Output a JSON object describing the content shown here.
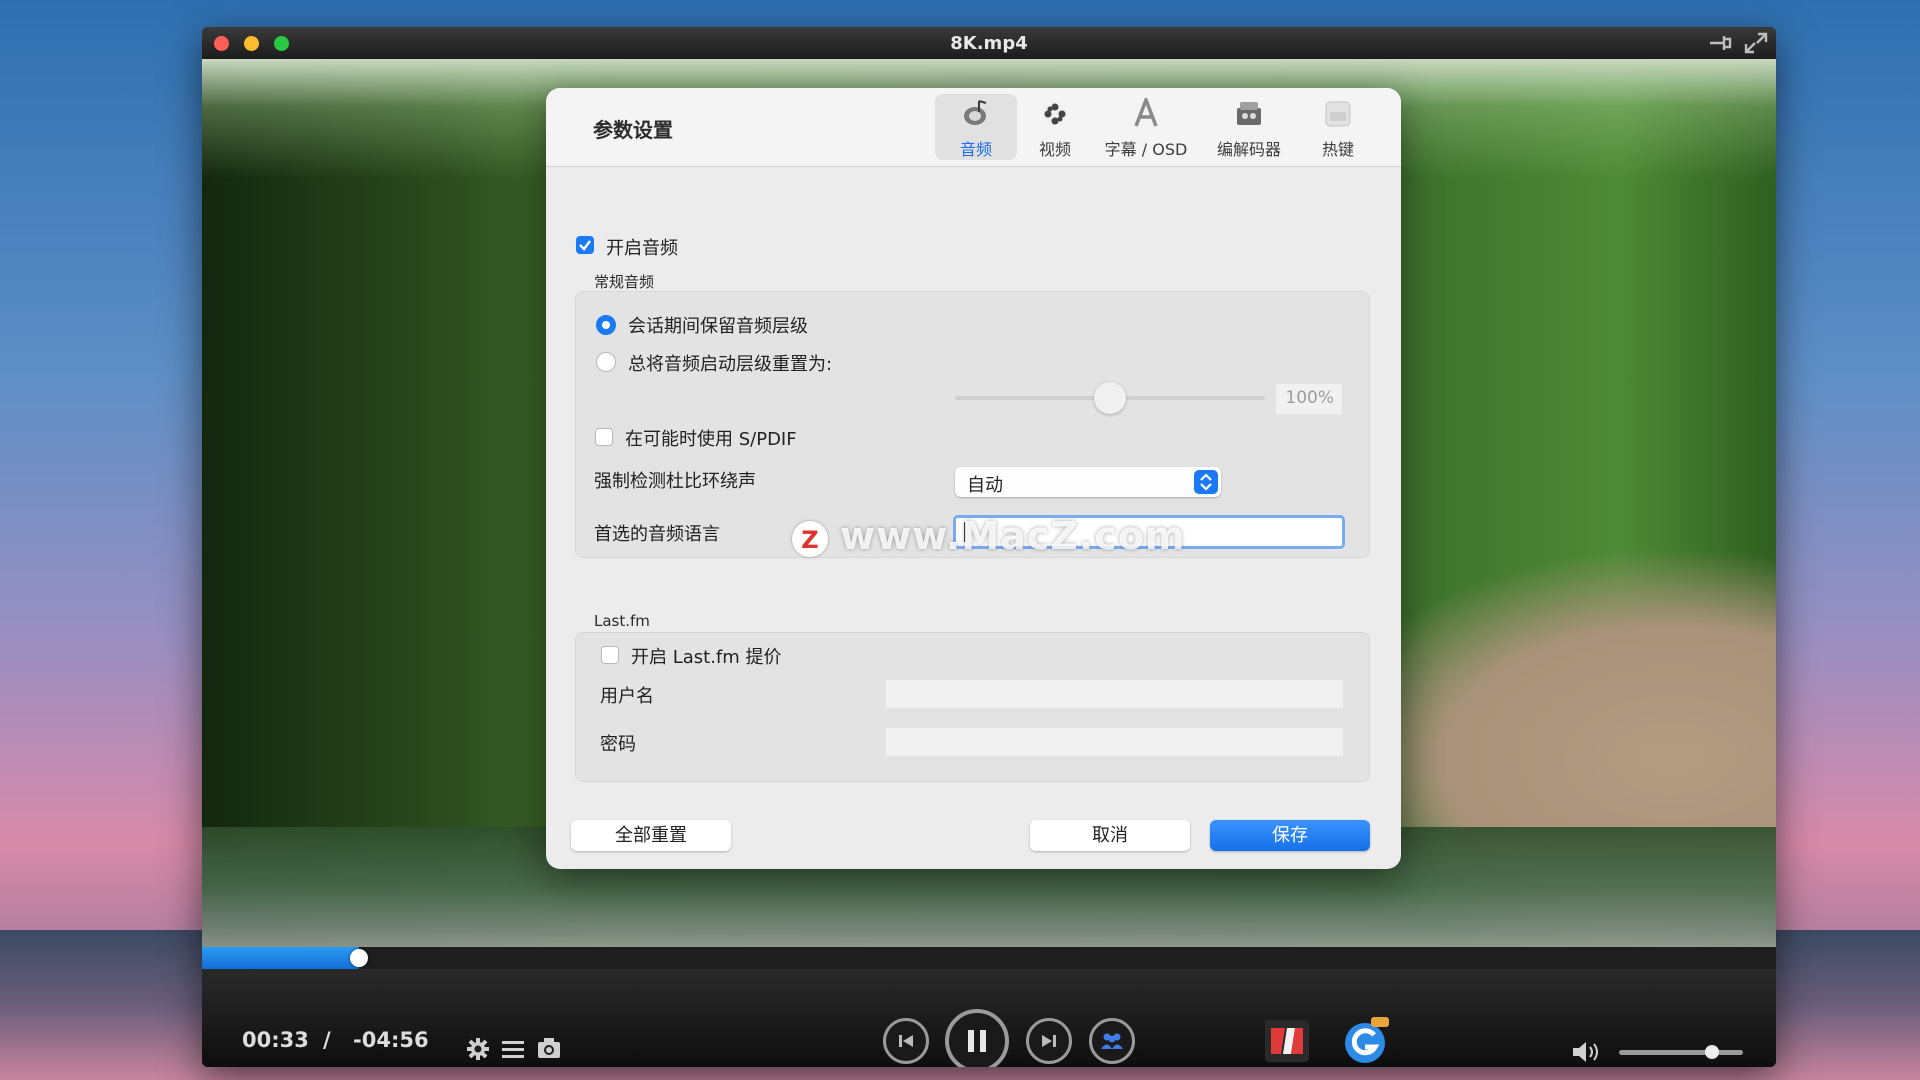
{
  "window": {
    "title": "8K.mp4"
  },
  "dialog": {
    "title": "参数设置",
    "tabs": [
      {
        "label": "音频",
        "icon": "audio-speaker-icon",
        "active": true
      },
      {
        "label": "视频",
        "icon": "film-reel-icon",
        "active": false
      },
      {
        "label": "字幕 / OSD",
        "icon": "subtitle-letter-icon",
        "active": false
      },
      {
        "label": "编解码器",
        "icon": "codec-box-icon",
        "active": false
      },
      {
        "label": "热键",
        "icon": "keyboard-icon",
        "active": false
      }
    ],
    "enable_audio": {
      "label": "开启音频",
      "checked": true
    },
    "general_audio": {
      "section_label": "常规音频",
      "keep_level_radio": {
        "label": "会话期间保留音频层级",
        "checked": true
      },
      "reset_level_radio": {
        "label": "总将音频启动层级重置为:",
        "checked": false
      },
      "level_slider": {
        "value": 100,
        "display": "100%"
      },
      "spdif": {
        "label": "在可能时使用 S/PDIF",
        "checked": false
      },
      "dolby": {
        "label": "强制检测杜比环绕声",
        "value": "自动"
      },
      "language": {
        "label": "首选的音频语言",
        "value": ""
      }
    },
    "lastfm": {
      "section_label": "Last.fm",
      "enable": {
        "label": "开启 Last.fm 提价",
        "checked": false
      },
      "username_label": "用户名",
      "password_label": "密码"
    },
    "buttons": {
      "reset_all": "全部重置",
      "cancel": "取消",
      "save": "保存"
    }
  },
  "watermark": {
    "text": "www.MacZ.com",
    "logo_letter": "Z"
  },
  "player": {
    "elapsed": "00:33",
    "separator": "/",
    "remaining": "-04:56",
    "progress_fraction": 0.1,
    "volume_fraction": 0.75
  },
  "colors": {
    "accent": "#1a7af5",
    "progress": "#2b9bf2"
  }
}
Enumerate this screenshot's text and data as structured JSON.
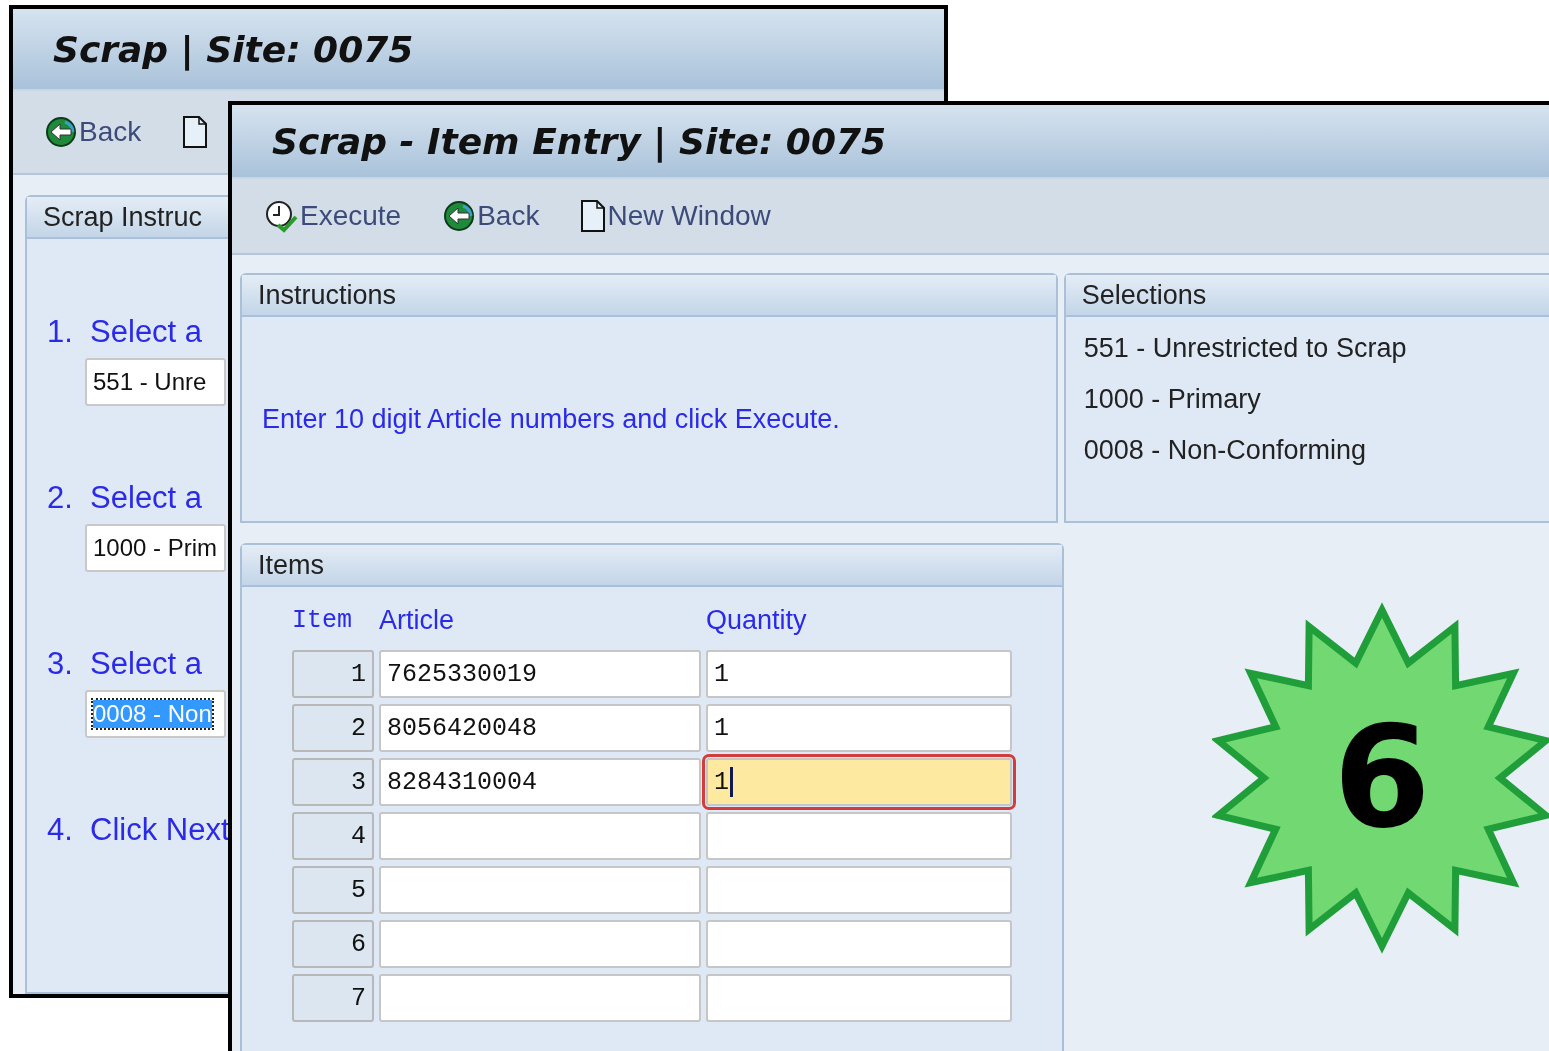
{
  "back_window": {
    "title": "Scrap | Site: 0075",
    "toolbar": [
      {
        "kind": "back",
        "label": "Back"
      },
      {
        "kind": "new_window"
      }
    ],
    "group_title": "Scrap Instruc",
    "steps": [
      {
        "number": "1.",
        "label": "Select a",
        "value": "551 - Unre",
        "highlighted": false
      },
      {
        "number": "2.",
        "label": "Select a",
        "value": "1000 - Prim",
        "highlighted": false
      },
      {
        "number": "3.",
        "label": "Select a",
        "value": "0008 - Non",
        "highlighted": true
      },
      {
        "number": "4.",
        "label": "Click Next"
      }
    ]
  },
  "front_window": {
    "title": "Scrap - Item Entry | Site: 0075",
    "toolbar": [
      {
        "kind": "execute",
        "label": "Execute"
      },
      {
        "kind": "back",
        "label": "Back"
      },
      {
        "kind": "new_window",
        "label": "New Window"
      }
    ],
    "instructions": {
      "title": "Instructions",
      "text": "Enter 10 digit Article numbers and click Execute."
    },
    "selections": {
      "title": "Selections",
      "lines": [
        "551 - Unrestricted to Scrap",
        "1000 - Primary",
        "0008 - Non-Conforming"
      ]
    },
    "items": {
      "title": "Items",
      "columns": [
        "Item",
        "Article",
        "Quantity"
      ],
      "rows": [
        {
          "item": "1",
          "article": "7625330019",
          "quantity": "1",
          "focused": false
        },
        {
          "item": "2",
          "article": "8056420048",
          "quantity": "1",
          "focused": false
        },
        {
          "item": "3",
          "article": "8284310004",
          "quantity": "1",
          "focused": true
        },
        {
          "item": "4",
          "article": "",
          "quantity": "",
          "focused": false
        },
        {
          "item": "5",
          "article": "",
          "quantity": "",
          "focused": false
        },
        {
          "item": "6",
          "article": "",
          "quantity": "",
          "focused": false
        },
        {
          "item": "7",
          "article": "",
          "quantity": "",
          "focused": false
        }
      ]
    }
  },
  "badge": {
    "text": "6"
  }
}
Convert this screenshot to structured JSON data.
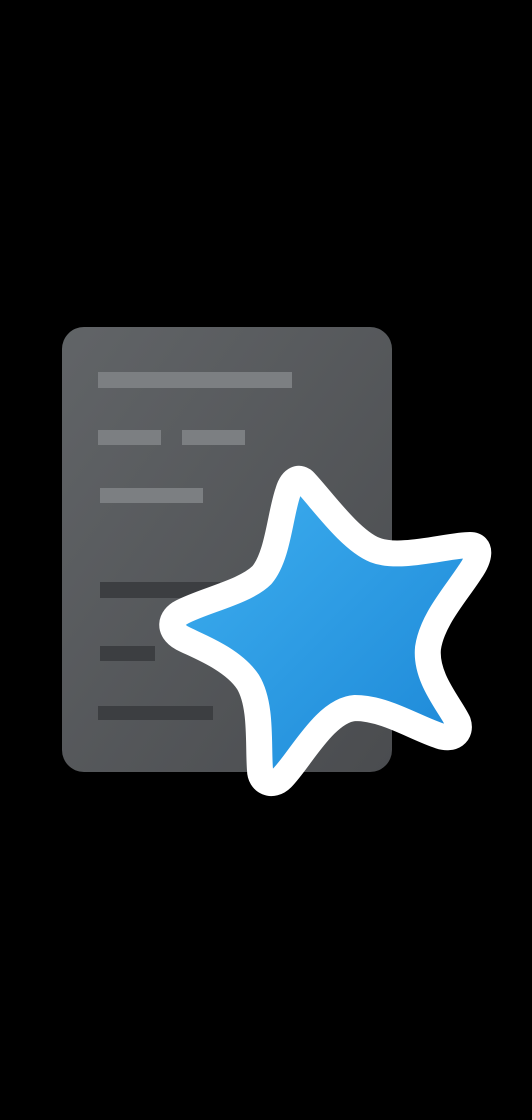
{
  "screen": {
    "type": "splash",
    "background_color": "#000000"
  },
  "logo": {
    "icon": "card-with-star-icon",
    "card_color": "#5a5d60",
    "card_line_color": "#7c7f82",
    "star_fill_color": "#2b9ee8",
    "star_outline_color": "#ffffff"
  }
}
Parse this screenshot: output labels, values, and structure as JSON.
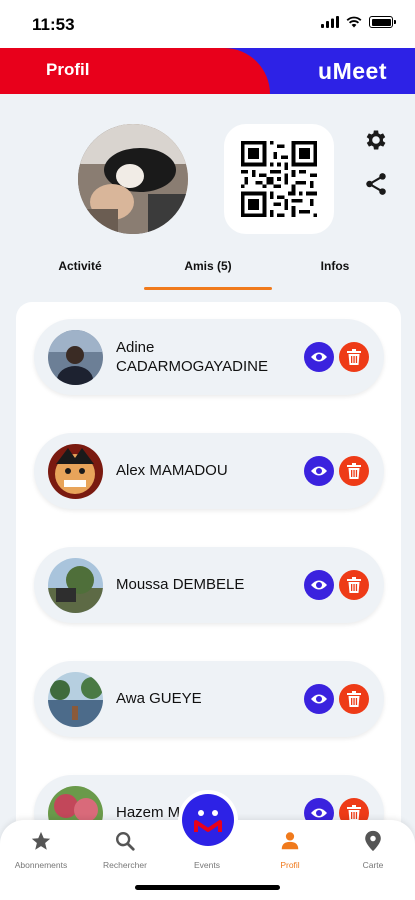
{
  "status_bar": {
    "time": "11:53"
  },
  "header": {
    "title": "Profil",
    "logo": "uMeet"
  },
  "profile": {
    "actions": {
      "settings_icon": "gear-icon",
      "share_icon": "share-icon"
    }
  },
  "tabs": [
    {
      "label": "Activité",
      "active": false
    },
    {
      "label": "Amis (5)",
      "active": true
    },
    {
      "label": "Infos",
      "active": false
    }
  ],
  "friends": [
    {
      "name": "Adine\nCADARMOGAYADINE"
    },
    {
      "name": "Alex MAMADOU"
    },
    {
      "name": "Moussa DEMBELE"
    },
    {
      "name": "Awa GUEYE"
    },
    {
      "name": "Hazem M"
    }
  ],
  "bottom_nav": [
    {
      "label": "Abonnements",
      "icon": "star-icon",
      "active": false
    },
    {
      "label": "Rechercher",
      "icon": "search-icon",
      "active": false
    },
    {
      "label": "Events",
      "icon": "events-logo-icon",
      "active": false
    },
    {
      "label": "Profil",
      "icon": "user-icon",
      "active": true
    },
    {
      "label": "Carte",
      "icon": "map-pin-icon",
      "active": false
    }
  ],
  "colors": {
    "brand_red": "#e8001b",
    "brand_blue": "#2d22e6",
    "accent_orange": "#f07a1c",
    "delete_red": "#ee3b17",
    "view_blue": "#3a22de"
  }
}
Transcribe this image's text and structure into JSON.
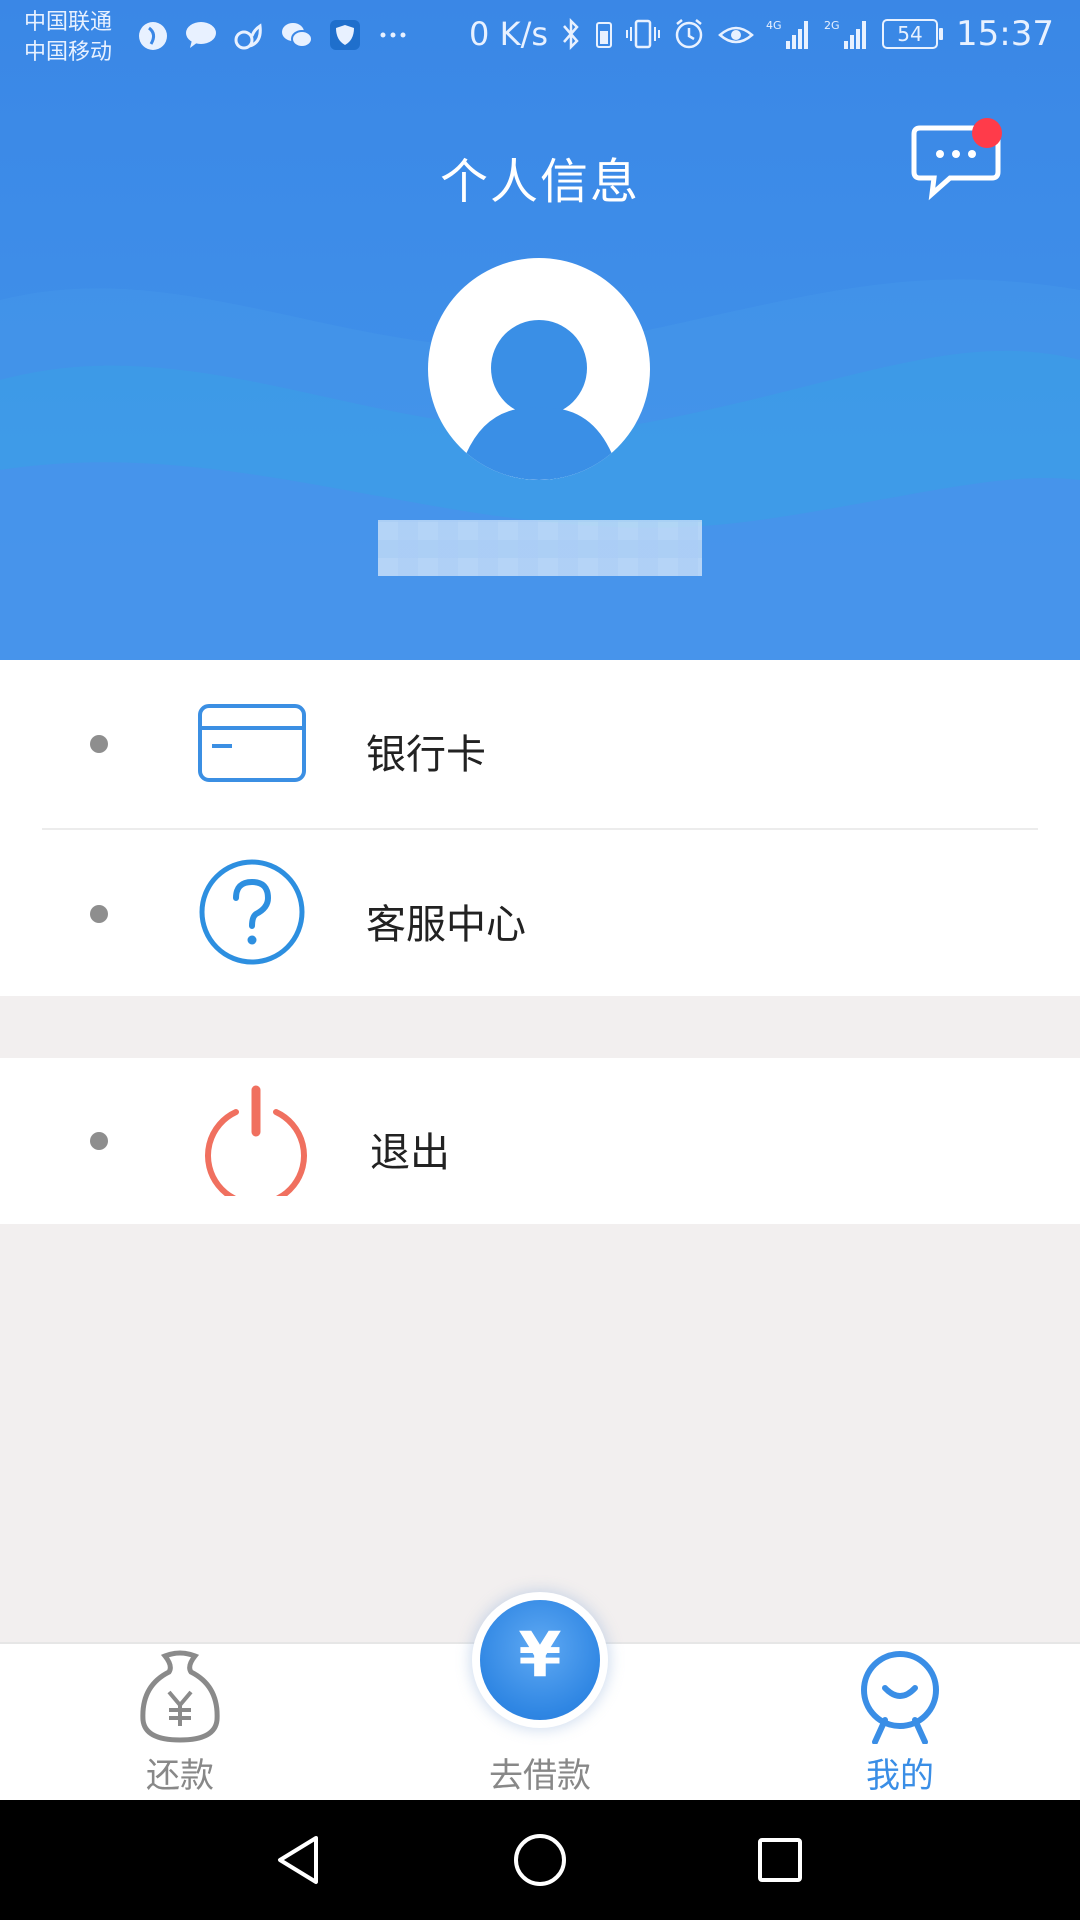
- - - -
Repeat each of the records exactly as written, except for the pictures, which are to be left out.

> Answer for this exercise
Output a JSON object describing the content shown here.
{
  "window": {
    "title": "8K.mp4"
  },
  "dialog": {
    "title": "参数设置",
    "tabs": [
      {
        "label": "音频",
        "icon": "audio-speaker-icon",
        "active": true
      },
      {
        "label": "视频",
        "icon": "film-reel-icon",
        "active": false
      },
      {
        "label": "字幕 / OSD",
        "icon": "subtitle-letter-icon",
        "active": false
      },
      {
        "label": "编解码器",
        "icon": "codec-box-icon",
        "active": false
      },
      {
        "label": "热键",
        "icon": "keyboard-icon",
        "active": false
      }
    ],
    "enable_audio": {
      "label": "开启音频",
      "checked": true
    },
    "general_audio": {
      "section_label": "常规音频",
      "keep_level_radio": {
        "label": "会话期间保留音频层级",
        "checked": true
      },
      "reset_level_radio": {
        "label": "总将音频启动层级重置为:",
        "checked": false
      },
      "level_slider": {
        "value": 100,
        "display": "100%"
      },
      "spdif": {
        "label": "在可能时使用 S/PDIF",
        "checked": false
      },
      "dolby": {
        "label": "强制检测杜比环绕声",
        "value": "自动"
      },
      "language": {
        "label": "首选的音频语言",
        "value": ""
      }
    },
    "lastfm": {
      "section_label": "Last.fm",
      "enable": {
        "label": "开启 Last.fm 提价",
        "checked": false
      },
      "username_label": "用户名",
      "password_label": "密码"
    },
    "buttons": {
      "reset_all": "全部重置",
      "cancel": "取消",
      "save": "保存"
    }
  },
  "watermark": {
    "text": "www.MacZ.com",
    "logo_letter": "Z"
  },
  "player": {
    "elapsed": "00:33",
    "separator": "/",
    "remaining": "-04:56",
    "progress_fraction": 0.1,
    "volume_fraction": 0.75
  },
  "colors": {
    "accent": "#1a7af5",
    "progress": "#2b9bf2"
  }
}
Enumerate this screenshot's text and data as structured JSON.
{
  "back_window": {
    "title": "Scrap | Site: 0075",
    "toolbar": [
      {
        "kind": "back",
        "label": "Back"
      },
      {
        "kind": "new_window"
      }
    ],
    "group_title": "Scrap Instruc",
    "steps": [
      {
        "number": "1.",
        "label": "Select a",
        "value": "551 - Unre",
        "highlighted": false
      },
      {
        "number": "2.",
        "label": "Select a",
        "value": "1000 - Prim",
        "highlighted": false
      },
      {
        "number": "3.",
        "label": "Select a",
        "value": "0008 - Non",
        "highlighted": true
      },
      {
        "number": "4.",
        "label": "Click Next"
      }
    ]
  },
  "front_window": {
    "title": "Scrap - Item Entry | Site: 0075",
    "toolbar": [
      {
        "kind": "execute",
        "label": "Execute"
      },
      {
        "kind": "back",
        "label": "Back"
      },
      {
        "kind": "new_window",
        "label": "New Window"
      }
    ],
    "instructions": {
      "title": "Instructions",
      "text": "Enter 10 digit Article numbers and click Execute."
    },
    "selections": {
      "title": "Selections",
      "lines": [
        "551 - Unrestricted to Scrap",
        "1000 - Primary",
        "0008 - Non-Conforming"
      ]
    },
    "items": {
      "title": "Items",
      "columns": [
        "Item",
        "Article",
        "Quantity"
      ],
      "rows": [
        {
          "item": "1",
          "article": "7625330019",
          "quantity": "1",
          "focused": false
        },
        {
          "item": "2",
          "article": "8056420048",
          "quantity": "1",
          "focused": false
        },
        {
          "item": "3",
          "article": "8284310004",
          "quantity": "1",
          "focused": true
        },
        {
          "item": "4",
          "article": "",
          "quantity": "",
          "focused": false
        },
        {
          "item": "5",
          "article": "",
          "quantity": "",
          "focused": false
        },
        {
          "item": "6",
          "article": "",
          "quantity": "",
          "focused": false
        },
        {
          "item": "7",
          "article": "",
          "quantity": "",
          "focused": false
        }
      ]
    }
  },
  "badge": {
    "text": "6"
  }
}
Convert this screenshot to structured JSON data.
{
  "screen": {
    "type": "splash",
    "background_color": "#000000"
  },
  "logo": {
    "icon": "card-with-star-icon",
    "card_color": "#5a5d60",
    "card_line_color": "#7c7f82",
    "star_fill_color": "#2b9ee8",
    "star_outline_color": "#ffffff"
  }
}
Parse this screenshot: output labels, values, and structure as JSON.
{
  "status_bar": {
    "time": "11:53"
  },
  "header": {
    "title": "Profil",
    "logo": "uMeet"
  },
  "profile": {
    "actions": {
      "settings_icon": "gear-icon",
      "share_icon": "share-icon"
    }
  },
  "tabs": [
    {
      "label": "Activité",
      "active": false
    },
    {
      "label": "Amis (5)",
      "active": true
    },
    {
      "label": "Infos",
      "active": false
    }
  ],
  "friends": [
    {
      "name": "Adine\nCADARMOGAYADINE"
    },
    {
      "name": "Alex MAMADOU"
    },
    {
      "name": "Moussa DEMBELE"
    },
    {
      "name": "Awa GUEYE"
    },
    {
      "name": "Hazem M"
    }
  ],
  "bottom_nav": [
    {
      "label": "Abonnements",
      "icon": "star-icon",
      "active": false
    },
    {
      "label": "Rechercher",
      "icon": "search-icon",
      "active": false
    },
    {
      "label": "Events",
      "icon": "events-logo-icon",
      "active": false
    },
    {
      "label": "Profil",
      "icon": "user-icon",
      "active": true
    },
    {
      "label": "Carte",
      "icon": "map-pin-icon",
      "active": false
    }
  ],
  "colors": {
    "brand_red": "#e8001b",
    "brand_blue": "#2d22e6",
    "accent_orange": "#f07a1c",
    "delete_red": "#ee3b17",
    "view_blue": "#3a22de"
  }
}
Transcribe this image's text and structure into JSON.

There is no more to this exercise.